30: The House of the Soulless
Joel walked up to the now open door. It was strange seeing him dressed in such a conservative uniform, which had enough padded body armour to give the illusion of muscles he most certainly did not have. “Looks like it leads outside,” he said. “First floor balcony, innit? Should’ve picked up that sniper rifle when we had the chance. Bet there’re loads of nasties out there.”
The weapon in question was locked behind a simple children’s puzzle. It was the sort of set-up that pushed Dante’s suspension of disbelief close to breaking point and served to remind him that, no matter how real everything might have seemed, this was still just a game. The puzzle itself involved sliding pieces of a picture around a board, but some were missing. Dante had two of them stuffed in his pocket, alongside a box of matches, a lock pick and a roll of black tape. Joel had insisted they would all be useful ‘at some point’.
Presently, the raven was inching through the door, gun drawn, gesturing Dante to follow him. Outside, the balcony overlooked a courtyard swarming with overgrown weeds and climbing vines. A low moan confirmed that at least one animated corpse was waiting in the nighttime shadows to ambush any player unwary enough to rush out into the open. Across the other side of the courtyard, a pair of flickering lights illuminated a suspicious door, set alone on a concrete-grey wall.
“I bet that leads to the laboratory,” said Joel, as he peeked over the balcony. “That’ll be where they’re manufacturing the virus. Man, what I’d give for a rocket launcher right about now. Could proper blow that place sky high and win the game with a single shot. That bloody ponce wouldn’t know what hit him.”
Joel remained convinced that their rival players — not that there seemed much room for competition in such a game — were Byron and Deneb, if not Chris and Lance. At present, however, the only signs of their fellow initiates had been a few bloody corpses and stray bullet holes in the mansion walls. Without access to modern technology, there was no telling where they were, or even if they were still playing.
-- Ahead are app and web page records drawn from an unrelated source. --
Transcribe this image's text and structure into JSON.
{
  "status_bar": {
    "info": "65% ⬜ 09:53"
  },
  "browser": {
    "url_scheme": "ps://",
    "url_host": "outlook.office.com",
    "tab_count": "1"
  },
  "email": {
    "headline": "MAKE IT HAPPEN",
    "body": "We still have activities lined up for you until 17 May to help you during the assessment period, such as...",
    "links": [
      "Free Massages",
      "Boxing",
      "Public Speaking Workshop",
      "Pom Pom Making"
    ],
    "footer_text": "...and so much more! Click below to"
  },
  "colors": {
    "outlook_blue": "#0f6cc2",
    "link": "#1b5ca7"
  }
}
Joel slipped back into the shadows and checked the clip of his weapon. “Six bullets ain’t gonna get us far,” he said. “There’s at least as many nasties out there, and they eat these things up like I would a pizza. We’re gonna need that rifle. Think you can get it?”
Dante shrugged. They were still missing a piece of the puzzle, after all.
“Right,” said Joel. “I tell you what. I’ll slip down into that courtyard and stealth the shit outta those bastards while you go fetch it. That way, I can draw them out into the open for when you get back. Things get tough, I can just leg it outta there, right?”
It was an awful plan, the sort of strategy that would leave their Seelie instructors palming their faces in despair, but it was precisely the sort of thing Joel’s virtual heroes would do. Were Dante the one calling the shots, he would have suggested further exploration and careful preparation, using all the tools at their disposal to achieve their goals with the minimum of effort. Dante, however, was not calling the shots. This was Joel’s world.
Oh Joel, if only you had a cardboard box!